* RECORDS PROVIDED *
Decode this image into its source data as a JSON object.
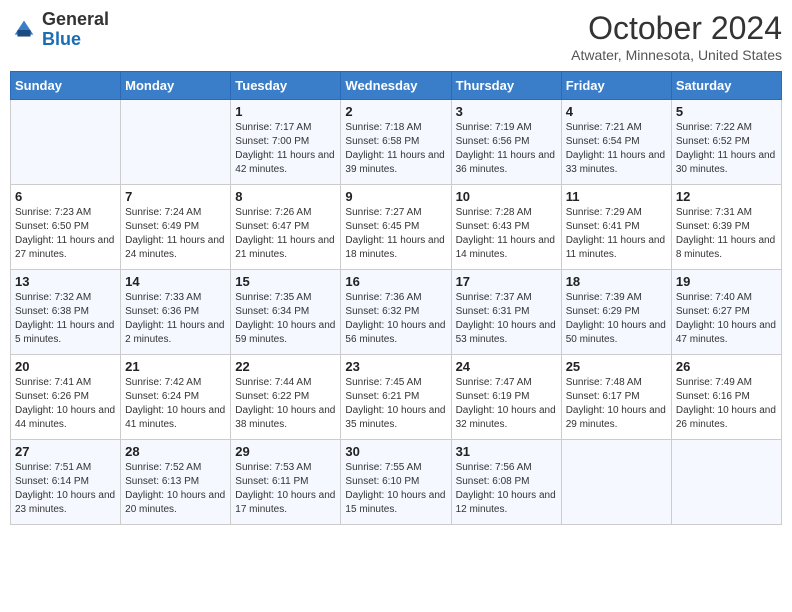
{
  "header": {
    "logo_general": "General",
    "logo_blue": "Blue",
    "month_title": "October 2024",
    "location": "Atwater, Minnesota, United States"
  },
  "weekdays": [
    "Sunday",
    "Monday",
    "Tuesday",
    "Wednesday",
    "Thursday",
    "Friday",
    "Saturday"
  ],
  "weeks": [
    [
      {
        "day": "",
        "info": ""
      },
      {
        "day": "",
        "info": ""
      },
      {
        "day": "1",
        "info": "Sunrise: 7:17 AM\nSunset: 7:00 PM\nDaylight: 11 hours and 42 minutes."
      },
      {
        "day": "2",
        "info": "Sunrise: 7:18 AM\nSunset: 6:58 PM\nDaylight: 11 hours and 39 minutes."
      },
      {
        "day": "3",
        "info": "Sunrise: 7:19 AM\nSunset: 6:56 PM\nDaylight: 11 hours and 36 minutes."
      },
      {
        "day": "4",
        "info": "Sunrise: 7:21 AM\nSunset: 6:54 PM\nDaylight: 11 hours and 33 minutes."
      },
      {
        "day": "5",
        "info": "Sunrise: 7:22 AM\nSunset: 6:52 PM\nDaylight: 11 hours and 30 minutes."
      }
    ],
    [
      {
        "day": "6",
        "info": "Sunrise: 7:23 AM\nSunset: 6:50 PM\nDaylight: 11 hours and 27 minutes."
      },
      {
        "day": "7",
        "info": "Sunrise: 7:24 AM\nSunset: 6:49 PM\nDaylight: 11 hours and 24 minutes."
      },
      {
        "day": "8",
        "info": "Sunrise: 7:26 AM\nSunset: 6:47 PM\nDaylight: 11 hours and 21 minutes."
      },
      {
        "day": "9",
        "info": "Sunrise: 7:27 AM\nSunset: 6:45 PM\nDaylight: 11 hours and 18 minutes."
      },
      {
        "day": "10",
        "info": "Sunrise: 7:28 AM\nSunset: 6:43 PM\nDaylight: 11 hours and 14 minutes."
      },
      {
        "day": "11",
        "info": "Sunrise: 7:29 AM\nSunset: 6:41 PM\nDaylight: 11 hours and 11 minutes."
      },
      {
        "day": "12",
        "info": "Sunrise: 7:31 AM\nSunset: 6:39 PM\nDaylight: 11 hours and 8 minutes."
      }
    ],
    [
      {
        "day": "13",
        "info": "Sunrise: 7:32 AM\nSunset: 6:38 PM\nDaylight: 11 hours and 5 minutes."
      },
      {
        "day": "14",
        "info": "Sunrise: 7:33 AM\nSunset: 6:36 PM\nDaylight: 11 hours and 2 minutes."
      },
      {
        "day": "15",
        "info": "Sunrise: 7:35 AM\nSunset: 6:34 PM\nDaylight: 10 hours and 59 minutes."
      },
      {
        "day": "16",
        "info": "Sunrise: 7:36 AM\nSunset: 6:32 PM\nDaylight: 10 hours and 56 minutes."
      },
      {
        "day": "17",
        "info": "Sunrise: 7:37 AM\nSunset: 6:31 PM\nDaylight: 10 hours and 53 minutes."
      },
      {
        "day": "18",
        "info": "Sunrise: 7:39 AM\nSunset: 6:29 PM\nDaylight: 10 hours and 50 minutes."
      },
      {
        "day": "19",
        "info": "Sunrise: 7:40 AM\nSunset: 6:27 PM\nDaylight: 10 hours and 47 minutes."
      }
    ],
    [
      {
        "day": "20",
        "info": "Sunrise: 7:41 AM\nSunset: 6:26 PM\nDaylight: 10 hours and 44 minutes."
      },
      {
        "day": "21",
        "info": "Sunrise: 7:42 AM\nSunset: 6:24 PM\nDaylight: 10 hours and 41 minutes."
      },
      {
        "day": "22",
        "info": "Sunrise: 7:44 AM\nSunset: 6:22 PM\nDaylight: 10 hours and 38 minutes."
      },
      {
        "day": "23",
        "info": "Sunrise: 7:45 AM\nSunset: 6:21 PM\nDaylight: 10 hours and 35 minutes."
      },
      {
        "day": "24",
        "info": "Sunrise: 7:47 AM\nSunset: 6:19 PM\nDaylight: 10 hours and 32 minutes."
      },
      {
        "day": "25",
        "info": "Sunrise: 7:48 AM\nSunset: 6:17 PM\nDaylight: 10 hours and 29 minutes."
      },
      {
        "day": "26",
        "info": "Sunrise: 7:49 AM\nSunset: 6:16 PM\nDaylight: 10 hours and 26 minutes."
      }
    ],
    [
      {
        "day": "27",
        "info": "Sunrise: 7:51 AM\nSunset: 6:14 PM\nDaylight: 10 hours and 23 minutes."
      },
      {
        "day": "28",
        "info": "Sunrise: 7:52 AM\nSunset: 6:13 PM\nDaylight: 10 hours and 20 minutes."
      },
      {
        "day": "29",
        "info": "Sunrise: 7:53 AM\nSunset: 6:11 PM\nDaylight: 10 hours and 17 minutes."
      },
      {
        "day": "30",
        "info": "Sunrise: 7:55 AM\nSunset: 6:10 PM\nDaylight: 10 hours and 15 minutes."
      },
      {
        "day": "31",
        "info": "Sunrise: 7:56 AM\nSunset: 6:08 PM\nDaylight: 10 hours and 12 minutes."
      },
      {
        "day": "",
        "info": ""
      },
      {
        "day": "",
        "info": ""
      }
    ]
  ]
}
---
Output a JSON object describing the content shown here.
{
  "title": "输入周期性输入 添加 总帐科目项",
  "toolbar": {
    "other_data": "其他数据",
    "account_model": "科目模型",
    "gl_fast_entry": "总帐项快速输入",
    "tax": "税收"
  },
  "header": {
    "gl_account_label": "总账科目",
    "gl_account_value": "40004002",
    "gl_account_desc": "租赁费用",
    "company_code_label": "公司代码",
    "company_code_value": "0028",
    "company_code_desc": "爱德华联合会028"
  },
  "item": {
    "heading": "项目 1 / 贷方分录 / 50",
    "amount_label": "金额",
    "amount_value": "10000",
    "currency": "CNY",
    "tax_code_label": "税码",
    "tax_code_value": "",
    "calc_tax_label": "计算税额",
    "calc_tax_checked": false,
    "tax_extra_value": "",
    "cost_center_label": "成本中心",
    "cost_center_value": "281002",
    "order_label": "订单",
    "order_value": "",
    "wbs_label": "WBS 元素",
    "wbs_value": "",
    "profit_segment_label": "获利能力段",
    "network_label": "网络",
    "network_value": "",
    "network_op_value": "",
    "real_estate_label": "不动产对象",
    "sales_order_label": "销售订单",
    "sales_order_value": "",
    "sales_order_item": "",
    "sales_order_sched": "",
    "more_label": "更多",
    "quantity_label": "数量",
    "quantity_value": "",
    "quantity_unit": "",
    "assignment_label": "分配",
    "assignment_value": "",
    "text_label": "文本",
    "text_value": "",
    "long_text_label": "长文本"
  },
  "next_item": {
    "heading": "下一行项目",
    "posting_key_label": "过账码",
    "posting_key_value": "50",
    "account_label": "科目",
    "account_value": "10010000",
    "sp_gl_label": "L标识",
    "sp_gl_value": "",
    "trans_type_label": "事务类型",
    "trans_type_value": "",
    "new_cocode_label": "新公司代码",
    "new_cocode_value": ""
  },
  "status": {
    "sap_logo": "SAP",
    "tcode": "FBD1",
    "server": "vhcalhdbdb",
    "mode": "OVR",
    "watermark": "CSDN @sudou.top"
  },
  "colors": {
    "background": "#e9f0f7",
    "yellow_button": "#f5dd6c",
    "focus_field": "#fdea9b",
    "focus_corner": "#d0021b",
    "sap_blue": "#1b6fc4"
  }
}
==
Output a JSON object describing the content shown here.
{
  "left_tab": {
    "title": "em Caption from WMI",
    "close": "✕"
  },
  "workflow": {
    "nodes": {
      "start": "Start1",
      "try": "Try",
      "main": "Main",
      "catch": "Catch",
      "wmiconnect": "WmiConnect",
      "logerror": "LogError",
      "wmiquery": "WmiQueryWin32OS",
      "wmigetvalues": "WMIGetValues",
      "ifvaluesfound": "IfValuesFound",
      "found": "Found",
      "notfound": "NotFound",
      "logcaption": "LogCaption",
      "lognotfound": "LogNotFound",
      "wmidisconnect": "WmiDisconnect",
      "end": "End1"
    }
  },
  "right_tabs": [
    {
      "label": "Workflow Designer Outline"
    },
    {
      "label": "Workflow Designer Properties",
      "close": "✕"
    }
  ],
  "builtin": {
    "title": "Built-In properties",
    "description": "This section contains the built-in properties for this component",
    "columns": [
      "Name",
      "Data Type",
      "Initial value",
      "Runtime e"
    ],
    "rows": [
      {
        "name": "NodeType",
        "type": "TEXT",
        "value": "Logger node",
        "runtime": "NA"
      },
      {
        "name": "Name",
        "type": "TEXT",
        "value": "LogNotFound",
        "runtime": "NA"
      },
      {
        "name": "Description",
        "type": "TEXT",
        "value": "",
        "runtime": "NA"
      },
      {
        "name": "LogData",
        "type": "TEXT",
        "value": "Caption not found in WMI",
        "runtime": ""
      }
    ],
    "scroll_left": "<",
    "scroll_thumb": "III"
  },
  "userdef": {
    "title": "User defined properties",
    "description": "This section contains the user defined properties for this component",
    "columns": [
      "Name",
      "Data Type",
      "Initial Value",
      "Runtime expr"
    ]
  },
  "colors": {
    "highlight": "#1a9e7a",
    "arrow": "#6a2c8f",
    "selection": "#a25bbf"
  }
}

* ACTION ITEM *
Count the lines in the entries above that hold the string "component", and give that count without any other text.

* SOLUTION TO THIS PROBLEM *
2